Symantec: Government must jump-start IT security

The U.S. government should take steps to enable information-sharing regarding cyberattacks and to boost the number of IT security experts in the country, a Symantec Corp. executive told a gathering of press and congressional staffers at the Computer Security Conference and Exhibition held last week.

Recent worms, such as Code Red and Nimda, which wreaked havoc on both public and private sector networks, have exposed the extent to which digital information is vulnerable, said Gail Hamilton, Symantec’s executive vice president of product delivery and response. “These blended threats combine an arsenal of tricks to really do damage,” she said, pointing to the Nimda worm that had four different methods of propagating throughout the Internet.

While commending the Bush administration for naming Richard Clarke chairman of the President’s Critical Infrastructure Protection Board that will lead the government’s charge against cyberterrorism, Hamilton said that lawmakers can take further steps to help ensure the security of both public and private networks.
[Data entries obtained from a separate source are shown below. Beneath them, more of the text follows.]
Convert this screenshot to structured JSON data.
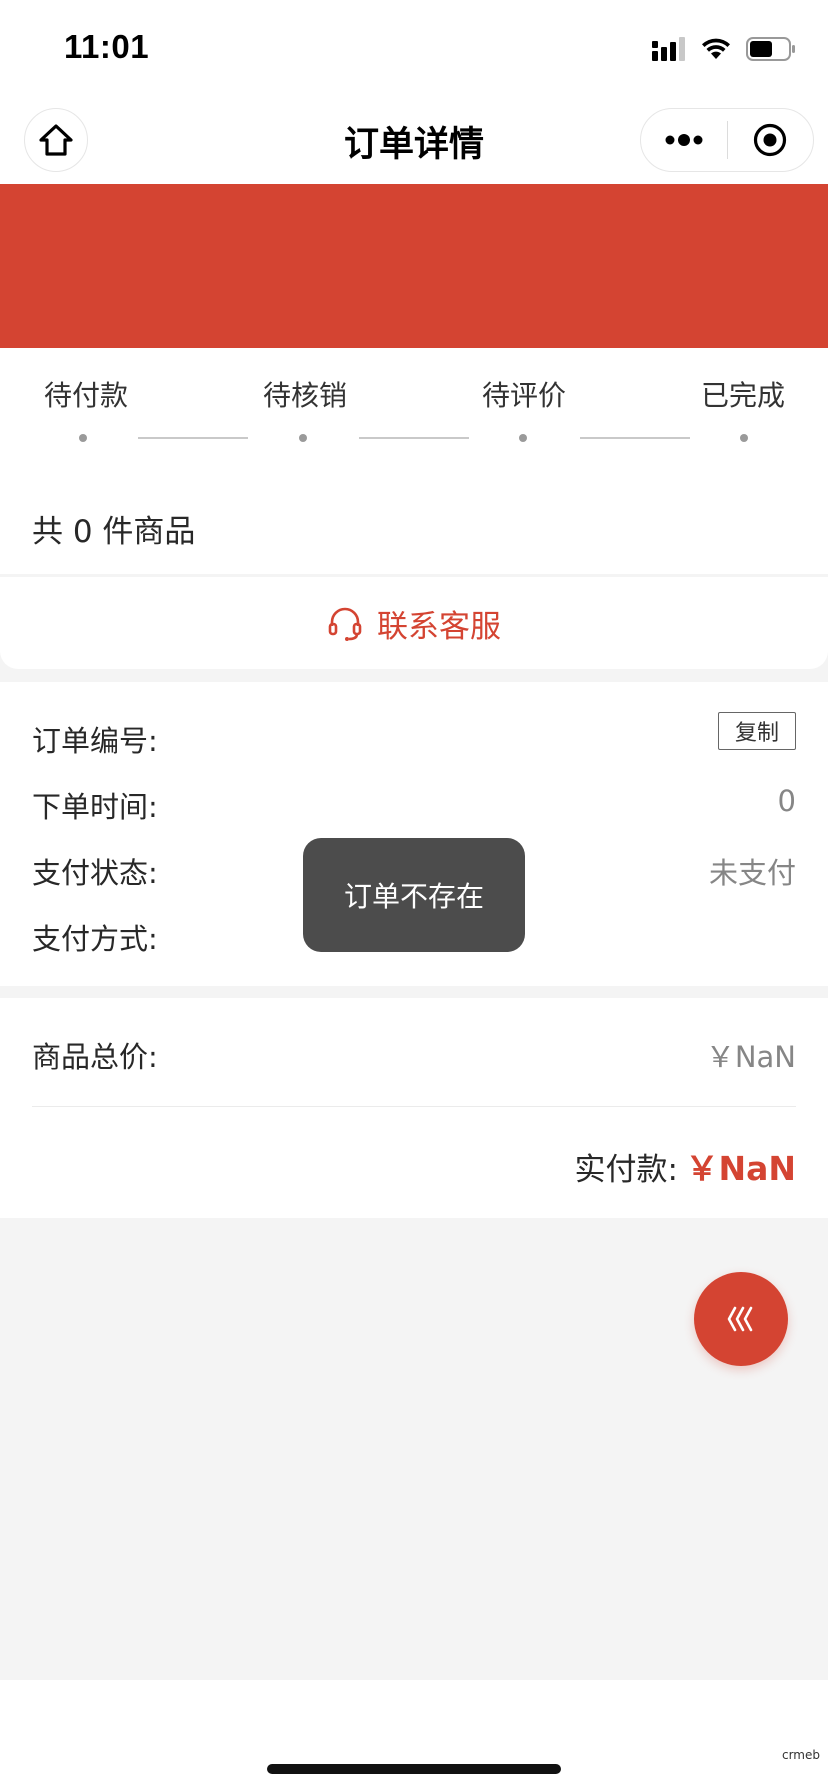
{
  "status_bar": {
    "time": "11:01"
  },
  "nav": {
    "title": "订单详情"
  },
  "progress": {
    "steps": [
      "待付款",
      "待核销",
      "待评价",
      "已完成"
    ]
  },
  "goods": {
    "count_text": "共 0 件商品"
  },
  "contact": {
    "label": "联系客服"
  },
  "order_info": {
    "order_no_label": "订单编号:",
    "copy_label": "复制",
    "order_time_label": "下单时间:",
    "order_time_value": "0",
    "pay_status_label": "支付状态:",
    "pay_status_value": "未支付",
    "pay_method_label": "支付方式:"
  },
  "price": {
    "total_label": "商品总价:",
    "total_value": "￥NaN",
    "paid_label": "实付款:",
    "paid_value": "￥NaN"
  },
  "toast": {
    "message": "订单不存在"
  },
  "watermark": {
    "text": "crmeb"
  },
  "colors": {
    "accent": "#d44432",
    "toast_bg": "#4c4c4c",
    "page_bg": "#f4f4f4"
  }
}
First, they should establish a partnership with the private sector to share information regarding cyberattacks. Second, they could fund more university level research and development in security. And third, they should increase the number of security professionals working in both the public and private sector by funding scholarship programs for training.

While acknowledging that some Congressional committees are drafting bills that would include provisions for such steps, Hamilton said that with so much at stake the government must act quickly to reinforce IT security.

“There’s a lot of discussion going on, but (the government) really needs to move faster,” she said.

Symantec Corp., based in Cupertino, Calif., can be reached at or at